- Opening Delimiter -

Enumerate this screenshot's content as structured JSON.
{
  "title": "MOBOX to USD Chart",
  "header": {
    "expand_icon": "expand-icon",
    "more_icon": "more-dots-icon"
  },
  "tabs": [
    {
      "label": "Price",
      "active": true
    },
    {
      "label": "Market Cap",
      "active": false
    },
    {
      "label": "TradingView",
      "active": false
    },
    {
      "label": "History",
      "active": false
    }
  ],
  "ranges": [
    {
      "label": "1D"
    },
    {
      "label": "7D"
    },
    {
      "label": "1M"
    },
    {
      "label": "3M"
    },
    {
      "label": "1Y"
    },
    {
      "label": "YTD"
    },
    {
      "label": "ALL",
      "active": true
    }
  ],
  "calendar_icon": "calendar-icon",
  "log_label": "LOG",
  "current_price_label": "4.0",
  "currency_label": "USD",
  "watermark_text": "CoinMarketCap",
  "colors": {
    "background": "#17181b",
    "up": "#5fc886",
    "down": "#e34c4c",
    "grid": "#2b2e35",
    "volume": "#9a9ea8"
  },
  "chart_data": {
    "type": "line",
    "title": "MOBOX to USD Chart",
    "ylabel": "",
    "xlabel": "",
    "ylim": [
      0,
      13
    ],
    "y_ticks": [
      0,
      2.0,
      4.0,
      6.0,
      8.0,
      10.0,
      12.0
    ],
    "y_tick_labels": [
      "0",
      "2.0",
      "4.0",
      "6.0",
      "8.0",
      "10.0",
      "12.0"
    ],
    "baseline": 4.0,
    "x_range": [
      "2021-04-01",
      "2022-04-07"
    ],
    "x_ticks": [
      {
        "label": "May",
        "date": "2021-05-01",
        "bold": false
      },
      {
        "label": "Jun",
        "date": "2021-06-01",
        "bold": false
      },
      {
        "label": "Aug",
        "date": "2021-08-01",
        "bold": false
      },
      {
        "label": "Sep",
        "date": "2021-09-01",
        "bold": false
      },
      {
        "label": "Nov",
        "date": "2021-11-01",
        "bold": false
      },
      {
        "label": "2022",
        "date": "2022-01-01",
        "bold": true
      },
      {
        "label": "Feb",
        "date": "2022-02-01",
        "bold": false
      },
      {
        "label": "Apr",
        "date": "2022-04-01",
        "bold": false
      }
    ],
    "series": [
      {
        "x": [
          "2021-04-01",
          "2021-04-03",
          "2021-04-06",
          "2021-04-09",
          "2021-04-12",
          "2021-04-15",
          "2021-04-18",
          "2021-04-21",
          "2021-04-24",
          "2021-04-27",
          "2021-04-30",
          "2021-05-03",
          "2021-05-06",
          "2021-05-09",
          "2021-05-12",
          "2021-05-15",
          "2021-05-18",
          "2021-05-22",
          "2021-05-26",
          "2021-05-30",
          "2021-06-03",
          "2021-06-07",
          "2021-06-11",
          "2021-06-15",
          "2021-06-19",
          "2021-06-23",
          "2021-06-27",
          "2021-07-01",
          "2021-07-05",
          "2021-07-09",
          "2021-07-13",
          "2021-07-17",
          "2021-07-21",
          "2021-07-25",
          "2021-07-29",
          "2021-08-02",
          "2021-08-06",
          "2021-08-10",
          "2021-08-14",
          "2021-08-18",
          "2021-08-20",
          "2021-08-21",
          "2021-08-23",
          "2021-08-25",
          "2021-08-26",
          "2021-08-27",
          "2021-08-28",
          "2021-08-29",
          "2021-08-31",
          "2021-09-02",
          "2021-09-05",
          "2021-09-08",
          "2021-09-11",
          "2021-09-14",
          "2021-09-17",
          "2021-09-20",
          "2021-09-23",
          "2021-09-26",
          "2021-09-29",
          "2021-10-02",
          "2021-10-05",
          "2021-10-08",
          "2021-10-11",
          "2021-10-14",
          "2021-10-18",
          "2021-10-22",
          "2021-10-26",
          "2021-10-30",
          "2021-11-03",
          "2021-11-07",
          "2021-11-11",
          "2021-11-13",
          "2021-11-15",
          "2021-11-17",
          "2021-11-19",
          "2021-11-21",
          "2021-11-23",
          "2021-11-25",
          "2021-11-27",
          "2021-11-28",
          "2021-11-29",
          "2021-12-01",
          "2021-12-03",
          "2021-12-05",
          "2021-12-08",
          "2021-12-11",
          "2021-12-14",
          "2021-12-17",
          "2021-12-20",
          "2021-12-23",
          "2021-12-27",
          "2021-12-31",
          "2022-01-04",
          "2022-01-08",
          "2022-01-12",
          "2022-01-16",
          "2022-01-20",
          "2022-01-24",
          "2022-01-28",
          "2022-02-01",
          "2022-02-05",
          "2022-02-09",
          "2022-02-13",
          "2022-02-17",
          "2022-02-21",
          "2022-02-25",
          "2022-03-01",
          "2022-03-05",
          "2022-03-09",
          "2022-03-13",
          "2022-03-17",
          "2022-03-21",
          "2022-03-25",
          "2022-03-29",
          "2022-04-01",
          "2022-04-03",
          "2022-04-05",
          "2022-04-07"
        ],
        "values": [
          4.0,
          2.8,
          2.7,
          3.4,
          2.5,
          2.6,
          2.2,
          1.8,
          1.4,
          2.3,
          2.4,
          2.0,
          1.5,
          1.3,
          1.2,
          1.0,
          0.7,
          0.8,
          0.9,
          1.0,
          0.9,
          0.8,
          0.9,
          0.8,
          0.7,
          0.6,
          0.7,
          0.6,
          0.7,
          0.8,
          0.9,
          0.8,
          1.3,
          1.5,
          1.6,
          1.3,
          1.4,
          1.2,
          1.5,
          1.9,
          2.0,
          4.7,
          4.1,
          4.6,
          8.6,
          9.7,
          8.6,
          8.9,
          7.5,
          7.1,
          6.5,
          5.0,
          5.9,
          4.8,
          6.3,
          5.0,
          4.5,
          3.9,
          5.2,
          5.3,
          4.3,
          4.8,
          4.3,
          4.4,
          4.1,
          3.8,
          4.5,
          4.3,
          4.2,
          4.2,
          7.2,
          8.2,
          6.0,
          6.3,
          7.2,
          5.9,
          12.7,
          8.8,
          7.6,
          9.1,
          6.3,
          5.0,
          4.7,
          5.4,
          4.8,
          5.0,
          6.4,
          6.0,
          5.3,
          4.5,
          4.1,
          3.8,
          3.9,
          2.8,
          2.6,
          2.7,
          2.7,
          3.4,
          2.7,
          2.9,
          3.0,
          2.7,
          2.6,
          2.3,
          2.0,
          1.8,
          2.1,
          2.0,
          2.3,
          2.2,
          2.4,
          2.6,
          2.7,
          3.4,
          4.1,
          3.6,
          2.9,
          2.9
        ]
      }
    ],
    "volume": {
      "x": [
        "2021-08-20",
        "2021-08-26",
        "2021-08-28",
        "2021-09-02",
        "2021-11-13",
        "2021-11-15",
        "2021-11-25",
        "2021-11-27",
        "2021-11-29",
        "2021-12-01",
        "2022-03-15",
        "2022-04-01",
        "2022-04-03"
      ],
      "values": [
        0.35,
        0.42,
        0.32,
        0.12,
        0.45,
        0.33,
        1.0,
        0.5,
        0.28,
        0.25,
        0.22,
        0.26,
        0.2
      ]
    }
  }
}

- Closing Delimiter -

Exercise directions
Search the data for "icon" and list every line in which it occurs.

Written response
    "expand_icon": "expand-icon",
    "more_icon": "more-dots-icon"
  "calendar_icon": "calendar-icon",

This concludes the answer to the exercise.